Bulls falter yet again in second half, lose to Magic 98-91
ORLANDO, Fla. — A fragile, mercurial, consistently inconsistent Bulls team in dire need of development and chemistry is suffering growing pains of the worst kind — now it’s mental.
For the third time in five days and the fourth time in the last nine, the Bulls, playing without injured guard Dwyane Wade, lost in the most frustrating of ways again: they took a double-digit lead in the first half before faltering in the third quarter and all but collapsing in the fourth in a 98-91 loss to the Orlando Magic on Wednesday night at Amway Center.
Tied after three quarters — just as they were against the Pistons on Monday — the Bulls shot 5-of-23 from the field in the fourth quarter, including 2-of-10 on three-point shots. The Bulls (31-33) have lost four of their last five games — getting outscored by 21, 16, 18 and 17 points in the second half of the four losses. They have scored 18, 16 and 14 points in the fourth quarter of the last three. The Magic (24-41) shot 8-of-28 (30.8 percent) in the fourth quarter and still found a way to win.
“We got off to another slow start in the fourth quarter. Then it gets in our heads a little bit and becomes mental when you have this last week of fourth quarters like we have,” coach Fred Hoiberg said. “Obviously fourth quarters have been a huge issue for us this last week and if we want to have any chance of playing beyond the regular season, we’re going to have to get better.”
The eventual return of Wade, still recovering from a strained left quad, figures to help — though even he couldn’t stem the tide in similar recent losses to the Clippers and Nuggets. But the Bulls face a huge challenge in getting over this hump. They are tied with the Pistons (31-33) for the No. 7 seed in the Eastern Conference, but only a half-game ahead of the streaking Heat (31-34) and Bucks (30-33) and in danger of falling out of playoff position.
Jimmy Butler led the Bulls with 21 points, but even he was caught in the undertow of the fourth-quarter malaise. Butler was 0-for-5 from the field and had no points, assists, rebounds or steals in the fourth quarter.

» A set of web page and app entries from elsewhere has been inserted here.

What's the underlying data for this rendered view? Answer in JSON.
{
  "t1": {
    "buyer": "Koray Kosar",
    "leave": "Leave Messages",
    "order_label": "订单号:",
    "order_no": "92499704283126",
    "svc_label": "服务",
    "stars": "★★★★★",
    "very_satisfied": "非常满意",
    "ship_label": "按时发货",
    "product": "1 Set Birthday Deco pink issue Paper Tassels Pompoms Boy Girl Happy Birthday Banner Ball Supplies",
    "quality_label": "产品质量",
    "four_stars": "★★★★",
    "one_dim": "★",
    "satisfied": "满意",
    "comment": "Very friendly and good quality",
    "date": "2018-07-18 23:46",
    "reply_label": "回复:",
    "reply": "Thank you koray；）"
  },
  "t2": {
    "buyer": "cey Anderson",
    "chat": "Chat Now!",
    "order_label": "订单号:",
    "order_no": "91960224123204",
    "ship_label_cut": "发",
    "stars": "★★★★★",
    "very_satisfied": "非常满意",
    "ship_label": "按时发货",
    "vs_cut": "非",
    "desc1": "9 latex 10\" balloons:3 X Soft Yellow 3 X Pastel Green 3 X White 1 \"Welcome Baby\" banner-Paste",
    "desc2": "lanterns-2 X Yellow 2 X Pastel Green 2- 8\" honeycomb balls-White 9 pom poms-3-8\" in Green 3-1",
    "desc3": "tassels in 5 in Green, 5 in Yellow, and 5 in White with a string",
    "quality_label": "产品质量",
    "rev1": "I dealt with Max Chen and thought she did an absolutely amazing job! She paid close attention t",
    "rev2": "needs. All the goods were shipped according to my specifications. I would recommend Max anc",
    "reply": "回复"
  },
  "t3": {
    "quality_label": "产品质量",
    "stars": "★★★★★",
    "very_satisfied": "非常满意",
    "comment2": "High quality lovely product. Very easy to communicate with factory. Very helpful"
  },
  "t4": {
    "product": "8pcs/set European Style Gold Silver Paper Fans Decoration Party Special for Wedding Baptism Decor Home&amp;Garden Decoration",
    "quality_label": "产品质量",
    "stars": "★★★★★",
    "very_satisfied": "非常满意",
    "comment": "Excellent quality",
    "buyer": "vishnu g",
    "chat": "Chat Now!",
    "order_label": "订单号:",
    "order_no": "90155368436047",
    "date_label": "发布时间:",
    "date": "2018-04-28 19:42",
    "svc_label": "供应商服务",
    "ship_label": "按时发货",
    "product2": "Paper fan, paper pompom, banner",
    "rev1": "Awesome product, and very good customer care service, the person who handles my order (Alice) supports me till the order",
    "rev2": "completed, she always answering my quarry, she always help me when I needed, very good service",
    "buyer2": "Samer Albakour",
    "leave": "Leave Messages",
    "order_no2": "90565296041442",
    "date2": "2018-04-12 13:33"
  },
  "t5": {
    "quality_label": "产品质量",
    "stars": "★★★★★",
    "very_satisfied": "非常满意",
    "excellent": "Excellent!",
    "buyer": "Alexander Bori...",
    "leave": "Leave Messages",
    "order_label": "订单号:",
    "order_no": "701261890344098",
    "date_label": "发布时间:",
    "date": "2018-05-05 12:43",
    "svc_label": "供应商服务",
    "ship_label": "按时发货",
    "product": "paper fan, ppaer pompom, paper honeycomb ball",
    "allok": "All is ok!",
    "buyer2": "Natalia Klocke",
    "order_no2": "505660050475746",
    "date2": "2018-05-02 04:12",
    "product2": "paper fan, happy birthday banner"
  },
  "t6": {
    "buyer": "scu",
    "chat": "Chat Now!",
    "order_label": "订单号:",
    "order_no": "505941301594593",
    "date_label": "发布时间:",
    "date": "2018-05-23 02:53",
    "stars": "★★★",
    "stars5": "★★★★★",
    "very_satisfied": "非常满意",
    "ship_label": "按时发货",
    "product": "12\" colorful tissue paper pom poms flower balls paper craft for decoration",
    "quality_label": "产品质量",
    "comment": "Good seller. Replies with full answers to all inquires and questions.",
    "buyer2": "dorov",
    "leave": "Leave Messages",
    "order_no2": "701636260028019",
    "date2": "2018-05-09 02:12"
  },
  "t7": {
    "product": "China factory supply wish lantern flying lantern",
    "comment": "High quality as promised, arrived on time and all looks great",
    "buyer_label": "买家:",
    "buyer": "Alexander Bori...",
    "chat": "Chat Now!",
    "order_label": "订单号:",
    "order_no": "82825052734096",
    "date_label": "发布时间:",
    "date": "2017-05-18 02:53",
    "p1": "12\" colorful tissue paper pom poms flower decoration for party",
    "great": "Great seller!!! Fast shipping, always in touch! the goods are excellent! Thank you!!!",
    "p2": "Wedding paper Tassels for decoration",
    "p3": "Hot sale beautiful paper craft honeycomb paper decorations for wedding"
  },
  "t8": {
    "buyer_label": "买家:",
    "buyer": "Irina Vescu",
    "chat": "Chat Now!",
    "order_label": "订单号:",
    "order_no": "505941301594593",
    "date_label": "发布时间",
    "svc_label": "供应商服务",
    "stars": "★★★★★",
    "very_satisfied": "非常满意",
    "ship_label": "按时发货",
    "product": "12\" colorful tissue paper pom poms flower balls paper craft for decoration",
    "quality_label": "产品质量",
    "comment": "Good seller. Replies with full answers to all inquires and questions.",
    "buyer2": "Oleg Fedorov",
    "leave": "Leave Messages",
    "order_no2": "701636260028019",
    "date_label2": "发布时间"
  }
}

“It’s not mental,” Butler said of the team’s fourth-quarter struggles. “A lot of it is on myself. I had the ball — either score a basket or put somebody in position to score the basket. Don’t turn the ball over. There’s not too much they [his teammates] can do about that. They set amazing screens, get to where they’re supposed to be on the floor. It’s my job to make something happen.”
Butler often has stepped up in Wade’s absence, but hasn’t been quite the force he’s been recently and put the blame on himself for the recent late failures.
“I mean, the ball’s in my hand late,” he said. “I’ve got to start making shots, finishing — all that stuff that I’m supposed to do. I’ve got to be better. I will be better. There’s nothing else to say about it.”
The Bulls struggled at both ends of the floor in crunch time. With the Magic leading 91-89, Robin Lopez blocked a shot by Elfrid Payton (22 points, 14 rebounds, 14 assists) and the ball went out of bounds with 0.7 seconds left on the shot clock. The Magic scored the only way they could, with Aaron Gordon scoring on a lob at the rim to give the Magic a 93-89 lead with 3:09 to play.
That’s how things are going for this team.
“We pretty much knew the low-clock play they were going to run,” Hoiberg said. “We had Robin parked down there in the middle and they threw it to the best athlete on the floor and he jumped over the top of our guy and tipped it in.
“It’s the rebounding [that was the problem]. We had 18 turnovers. We gave up 15 offensive rebounds and that led to 17 second-chance points. It’s hard to win when you do that.”
Now it’s up to the Bulls to find a way to snap out of it. Wade can’t come back soon enough, but this team likely will need more than that.
“Mental toughness. Got to find a way,” said guard Rajon Rondo, who had eight points and six assists off the bench. “Got to come in with the right mindset. We can’t pick and choose when we want to turn it on and off. We’ve just got to have a better mental focus.”
If there was one bright spot, it was a surprising performance from newcomer Joffrey Lauvergne, the 6-11 forward acquired from the Thunder in the Taj Gibson/Doug McDermott deal. Lauvergne, who had played six minutes and scored four points in his first six games with the Bulls, gave the Bulls a lift in the first quarter. He hit a three-pointer, scored off a feed from Rondo and turned a rebound into a fast break that earned Butler two free throws to ignite a 19-5 run that gave the Bulls a 34-24 lead early in the second period.
Lauvergne had six points, three rebounds and two assists in 12 minutes in the first half. That earned him crunch-time minutes, with Nikola Mirotic getting a DNP. Lauvergne played the entire fourth quarter but wasn’t as effective as he had been in the first half — one point on 0-for-3 shooting with five rebounds. Like the Bulls as a team, he still needs time to grow.
“We’re playing hard. It’s not an effort thing,” Hoiberg said. “We’re competing. We’ve played very good stretches of basketball. We have to play a full 48 minutes.”